* _Requirement_: Restate the records exactly. Include all of them.
(Data for this exercise Opens)
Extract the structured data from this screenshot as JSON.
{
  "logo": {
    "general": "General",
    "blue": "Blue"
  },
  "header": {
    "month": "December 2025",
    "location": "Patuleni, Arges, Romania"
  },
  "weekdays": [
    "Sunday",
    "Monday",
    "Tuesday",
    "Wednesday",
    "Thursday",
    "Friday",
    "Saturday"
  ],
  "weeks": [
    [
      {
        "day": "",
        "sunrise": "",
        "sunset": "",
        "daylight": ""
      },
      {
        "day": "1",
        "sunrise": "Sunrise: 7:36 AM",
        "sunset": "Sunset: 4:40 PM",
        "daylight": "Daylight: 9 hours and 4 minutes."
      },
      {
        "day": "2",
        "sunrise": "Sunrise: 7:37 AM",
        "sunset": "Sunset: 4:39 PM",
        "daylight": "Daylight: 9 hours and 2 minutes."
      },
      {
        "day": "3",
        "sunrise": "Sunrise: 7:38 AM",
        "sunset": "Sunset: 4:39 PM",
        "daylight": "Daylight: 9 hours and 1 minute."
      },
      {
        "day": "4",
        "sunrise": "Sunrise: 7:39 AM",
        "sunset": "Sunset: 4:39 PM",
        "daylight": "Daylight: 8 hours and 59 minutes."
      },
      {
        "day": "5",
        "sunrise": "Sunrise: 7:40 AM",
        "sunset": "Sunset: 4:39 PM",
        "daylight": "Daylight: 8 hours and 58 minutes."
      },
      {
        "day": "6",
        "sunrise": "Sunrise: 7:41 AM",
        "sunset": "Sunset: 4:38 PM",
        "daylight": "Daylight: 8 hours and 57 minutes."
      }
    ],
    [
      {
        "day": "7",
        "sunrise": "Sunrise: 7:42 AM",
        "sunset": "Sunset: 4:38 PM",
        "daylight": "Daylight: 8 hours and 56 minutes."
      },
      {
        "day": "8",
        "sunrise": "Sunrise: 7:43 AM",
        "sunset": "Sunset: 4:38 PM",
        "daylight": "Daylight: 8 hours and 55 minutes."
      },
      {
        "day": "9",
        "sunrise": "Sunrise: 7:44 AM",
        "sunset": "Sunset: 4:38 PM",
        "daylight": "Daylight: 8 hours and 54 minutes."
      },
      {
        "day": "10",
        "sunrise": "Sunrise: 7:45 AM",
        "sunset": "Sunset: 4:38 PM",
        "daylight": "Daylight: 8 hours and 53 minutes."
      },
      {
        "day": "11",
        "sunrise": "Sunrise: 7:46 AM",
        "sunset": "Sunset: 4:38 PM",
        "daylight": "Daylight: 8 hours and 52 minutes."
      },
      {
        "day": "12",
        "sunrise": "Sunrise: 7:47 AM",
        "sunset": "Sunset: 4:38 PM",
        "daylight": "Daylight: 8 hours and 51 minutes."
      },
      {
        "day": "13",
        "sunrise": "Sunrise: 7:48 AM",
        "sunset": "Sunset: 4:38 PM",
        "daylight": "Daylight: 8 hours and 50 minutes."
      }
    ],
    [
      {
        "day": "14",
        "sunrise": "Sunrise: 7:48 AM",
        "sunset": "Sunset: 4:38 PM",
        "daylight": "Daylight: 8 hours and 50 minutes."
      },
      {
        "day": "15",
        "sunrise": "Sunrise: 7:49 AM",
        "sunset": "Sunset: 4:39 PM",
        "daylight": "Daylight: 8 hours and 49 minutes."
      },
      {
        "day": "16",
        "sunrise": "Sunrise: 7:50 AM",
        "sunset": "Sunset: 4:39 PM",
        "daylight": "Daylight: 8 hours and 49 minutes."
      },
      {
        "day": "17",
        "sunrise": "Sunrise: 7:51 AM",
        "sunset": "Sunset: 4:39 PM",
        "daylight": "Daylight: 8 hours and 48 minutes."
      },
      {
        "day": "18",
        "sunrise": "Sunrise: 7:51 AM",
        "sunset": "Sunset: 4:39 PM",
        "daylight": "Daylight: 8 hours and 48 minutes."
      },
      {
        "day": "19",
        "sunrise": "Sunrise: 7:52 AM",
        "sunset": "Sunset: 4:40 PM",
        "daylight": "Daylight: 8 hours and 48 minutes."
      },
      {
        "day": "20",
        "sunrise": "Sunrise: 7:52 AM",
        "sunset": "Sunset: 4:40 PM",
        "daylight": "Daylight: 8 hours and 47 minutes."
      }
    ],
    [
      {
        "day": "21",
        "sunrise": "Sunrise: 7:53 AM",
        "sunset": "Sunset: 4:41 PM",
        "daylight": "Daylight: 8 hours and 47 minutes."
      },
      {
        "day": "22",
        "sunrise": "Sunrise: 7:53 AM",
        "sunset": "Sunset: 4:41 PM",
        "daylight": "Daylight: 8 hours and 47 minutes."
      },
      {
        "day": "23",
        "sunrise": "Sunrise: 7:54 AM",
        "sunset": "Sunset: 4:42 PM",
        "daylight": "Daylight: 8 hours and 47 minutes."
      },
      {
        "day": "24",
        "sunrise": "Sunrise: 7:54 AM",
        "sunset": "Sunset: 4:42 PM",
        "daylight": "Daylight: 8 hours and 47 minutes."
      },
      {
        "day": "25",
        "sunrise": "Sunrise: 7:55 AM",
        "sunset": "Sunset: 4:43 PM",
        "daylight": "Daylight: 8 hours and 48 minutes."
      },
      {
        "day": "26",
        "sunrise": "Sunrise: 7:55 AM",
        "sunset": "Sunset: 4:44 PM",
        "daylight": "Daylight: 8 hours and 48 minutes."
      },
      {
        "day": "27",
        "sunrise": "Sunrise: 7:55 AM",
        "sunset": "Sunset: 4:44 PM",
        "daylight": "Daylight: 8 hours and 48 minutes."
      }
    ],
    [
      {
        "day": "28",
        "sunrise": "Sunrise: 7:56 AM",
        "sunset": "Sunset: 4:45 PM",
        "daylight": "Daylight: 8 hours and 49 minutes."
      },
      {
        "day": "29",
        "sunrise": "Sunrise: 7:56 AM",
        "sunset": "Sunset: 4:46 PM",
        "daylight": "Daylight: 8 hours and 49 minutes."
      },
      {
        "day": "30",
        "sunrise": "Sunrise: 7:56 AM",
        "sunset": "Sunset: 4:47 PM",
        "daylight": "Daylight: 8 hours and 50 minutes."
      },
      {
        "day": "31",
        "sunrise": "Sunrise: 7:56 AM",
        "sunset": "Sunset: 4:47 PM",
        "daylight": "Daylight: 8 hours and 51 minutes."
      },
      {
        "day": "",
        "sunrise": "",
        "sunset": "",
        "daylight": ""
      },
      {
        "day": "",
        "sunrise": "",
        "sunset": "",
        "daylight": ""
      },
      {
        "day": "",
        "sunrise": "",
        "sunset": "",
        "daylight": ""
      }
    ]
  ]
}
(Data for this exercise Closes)
* _Response to the exercise_:
Extract the structured data from this screenshot as JSON.
{
  "logo": {
    "general": "General",
    "blue": "Blue"
  },
  "header": {
    "month": "December 2025",
    "location": "Patuleni, Arges, Romania"
  },
  "weekdays": [
    "Sunday",
    "Monday",
    "Tuesday",
    "Wednesday",
    "Thursday",
    "Friday",
    "Saturday"
  ],
  "weeks": [
    [
      {
        "day": "",
        "sunrise": "",
        "sunset": "",
        "daylight": ""
      },
      {
        "day": "1",
        "sunrise": "Sunrise: 7:36 AM",
        "sunset": "Sunset: 4:40 PM",
        "daylight": "Daylight: 9 hours and 4 minutes."
      },
      {
        "day": "2",
        "sunrise": "Sunrise: 7:37 AM",
        "sunset": "Sunset: 4:39 PM",
        "daylight": "Daylight: 9 hours and 2 minutes."
      },
      {
        "day": "3",
        "sunrise": "Sunrise: 7:38 AM",
        "sunset": "Sunset: 4:39 PM",
        "daylight": "Daylight: 9 hours and 1 minute."
      },
      {
        "day": "4",
        "sunrise": "Sunrise: 7:39 AM",
        "sunset": "Sunset: 4:39 PM",
        "daylight": "Daylight: 8 hours and 59 minutes."
      },
      {
        "day": "5",
        "sunrise": "Sunrise: 7:40 AM",
        "sunset": "Sunset: 4:39 PM",
        "daylight": "Daylight: 8 hours and 58 minutes."
      },
      {
        "day": "6",
        "sunrise": "Sunrise: 7:41 AM",
        "sunset": "Sunset: 4:38 PM",
        "daylight": "Daylight: 8 hours and 57 minutes."
      }
    ],
    [
      {
        "day": "7",
        "sunrise": "Sunrise: 7:42 AM",
        "sunset": "Sunset: 4:38 PM",
        "daylight": "Daylight: 8 hours and 56 minutes."
      },
      {
        "day": "8",
        "sunrise": "Sunrise: 7:43 AM",
        "sunset": "Sunset: 4:38 PM",
        "daylight": "Daylight: 8 hours and 55 minutes."
      },
      {
        "day": "9",
        "sunrise": "Sunrise: 7:44 AM",
        "sunset": "Sunset: 4:38 PM",
        "daylight": "Daylight: 8 hours and 54 minutes."
      },
      {
        "day": "10",
        "sunrise": "Sunrise: 7:45 AM",
        "sunset": "Sunset: 4:38 PM",
        "daylight": "Daylight: 8 hours and 53 minutes."
      },
      {
        "day": "11",
        "sunrise": "Sunrise: 7:46 AM",
        "sunset": "Sunset: 4:38 PM",
        "daylight": "Daylight: 8 hours and 52 minutes."
      },
      {
        "day": "12",
        "sunrise": "Sunrise: 7:47 AM",
        "sunset": "Sunset: 4:38 PM",
        "daylight": "Daylight: 8 hours and 51 minutes."
      },
      {
        "day": "13",
        "sunrise": "Sunrise: 7:48 AM",
        "sunset": "Sunset: 4:38 PM",
        "daylight": "Daylight: 8 hours and 50 minutes."
      }
    ],
    [
      {
        "day": "14",
        "sunrise": "Sunrise: 7:48 AM",
        "sunset": "Sunset: 4:38 PM",
        "daylight": "Daylight: 8 hours and 50 minutes."
      },
      {
        "day": "15",
        "sunrise": "Sunrise: 7:49 AM",
        "sunset": "Sunset: 4:39 PM",
        "daylight": "Daylight: 8 hours and 49 minutes."
      },
      {
        "day": "16",
        "sunrise": "Sunrise: 7:50 AM",
        "sunset": "Sunset: 4:39 PM",
        "daylight": "Daylight: 8 hours and 49 minutes."
      },
      {
        "day": "17",
        "sunrise": "Sunrise: 7:51 AM",
        "sunset": "Sunset: 4:39 PM",
        "daylight": "Daylight: 8 hours and 48 minutes."
      },
      {
        "day": "18",
        "sunrise": "Sunrise: 7:51 AM",
        "sunset": "Sunset: 4:39 PM",
        "daylight": "Daylight: 8 hours and 48 minutes."
      },
      {
        "day": "19",
        "sunrise": "Sunrise: 7:52 AM",
        "sunset": "Sunset: 4:40 PM",
        "daylight": "Daylight: 8 hours and 48 minutes."
      },
      {
        "day": "20",
        "sunrise": "Sunrise: 7:52 AM",
        "sunset": "Sunset: 4:40 PM",
        "daylight": "Daylight: 8 hours and 47 minutes."
      }
    ],
    [
      {
        "day": "21",
        "sunrise": "Sunrise: 7:53 AM",
        "sunset": "Sunset: 4:41 PM",
        "daylight": "Daylight: 8 hours and 47 minutes."
      },
      {
        "day": "22",
        "sunrise": "Sunrise: 7:53 AM",
        "sunset": "Sunset: 4:41 PM",
        "daylight": "Daylight: 8 hours and 47 minutes."
      },
      {
        "day": "23",
        "sunrise": "Sunrise: 7:54 AM",
        "sunset": "Sunset: 4:42 PM",
        "daylight": "Daylight: 8 hours and 47 minutes."
      },
      {
        "day": "24",
        "sunrise": "Sunrise: 7:54 AM",
        "sunset": "Sunset: 4:42 PM",
        "daylight": "Daylight: 8 hours and 47 minutes."
      },
      {
        "day": "25",
        "sunrise": "Sunrise: 7:55 AM",
        "sunset": "Sunset: 4:43 PM",
        "daylight": "Daylight: 8 hours and 48 minutes."
      },
      {
        "day": "26",
        "sunrise": "Sunrise: 7:55 AM",
        "sunset": "Sunset: 4:44 PM",
        "daylight": "Daylight: 8 hours and 48 minutes."
      },
      {
        "day": "27",
        "sunrise": "Sunrise: 7:55 AM",
        "sunset": "Sunset: 4:44 PM",
        "daylight": "Daylight: 8 hours and 48 minutes."
      }
    ],
    [
      {
        "day": "28",
        "sunrise": "Sunrise: 7:56 AM",
        "sunset": "Sunset: 4:45 PM",
        "daylight": "Daylight: 8 hours and 49 minutes."
      },
      {
        "day": "29",
        "sunrise": "Sunrise: 7:56 AM",
        "sunset": "Sunset: 4:46 PM",
        "daylight": "Daylight: 8 hours and 49 minutes."
      },
      {
        "day": "30",
        "sunrise": "Sunrise: 7:56 AM",
        "sunset": "Sunset: 4:47 PM",
        "daylight": "Daylight: 8 hours and 50 minutes."
      },
      {
        "day": "31",
        "sunrise": "Sunrise: 7:56 AM",
        "sunset": "Sunset: 4:47 PM",
        "daylight": "Daylight: 8 hours and 51 minutes."
      },
      {
        "day": "",
        "sunrise": "",
        "sunset": "",
        "daylight": ""
      },
      {
        "day": "",
        "sunrise": "",
        "sunset": "",
        "daylight": ""
      },
      {
        "day": "",
        "sunrise": "",
        "sunset": "",
        "daylight": ""
      }
    ]
  ]
}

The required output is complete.